Over the past few months I’ve been slowly reading through a book called Holiness by J.C. Ryle. It’s a fantastic book, and there’s a great quote on almost every page, but I find myself taking it in small pieces and coming back to it every few days.
The “chains” mentioned above are probably not what you would think. Let me give you part of the preceding paragraph so you’ll see what he’s referring to:
The saddest symptom about many so-called Christians is the utter absence of anything like conflict and fight [against spiritual apathy] in their Christianity. They eat, they drink, they dress, they work, they amuse themselves, they get money, they spend money, they go through a scanty round of formal religious services once or twice every week. But of the great spiritual warfare – it’s watchings and strugglings, its agonies and anxieties, its battles and contests – of all thing they appear to know nothing at all. Let us take care that this case is not our own.
Not to say that there’s anything we can do to earn God’s love, or anything close to that. Scripture is clear that it’s only through faith in Jesus that people can be right with God. It’s not about what you do, say, or think that makes you close to God – it’s all about the price Jesus paid to ransom our lives.
But once a person has been redeemed – once their life has been changed by the life-giving power of Christ – there should be something within us that fights back against the world’s temptation to become spiritually numb and go with the flow.
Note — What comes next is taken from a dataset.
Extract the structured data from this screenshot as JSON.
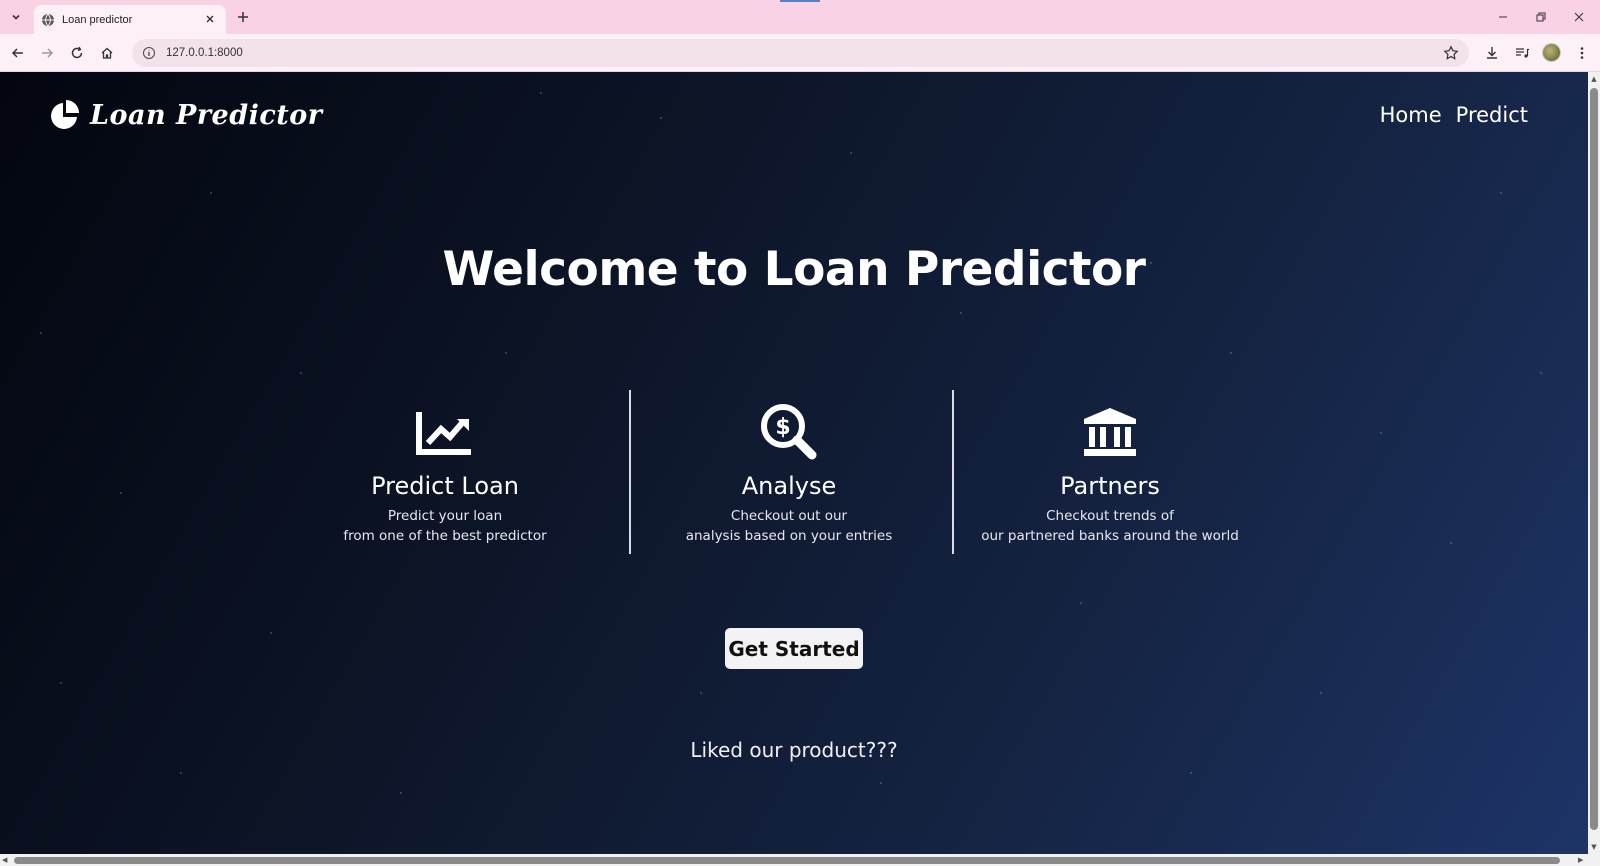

I’m asking God to give me grace and strength to face the ever-present temptation to be chained with lukewarmness and spiritual laziness.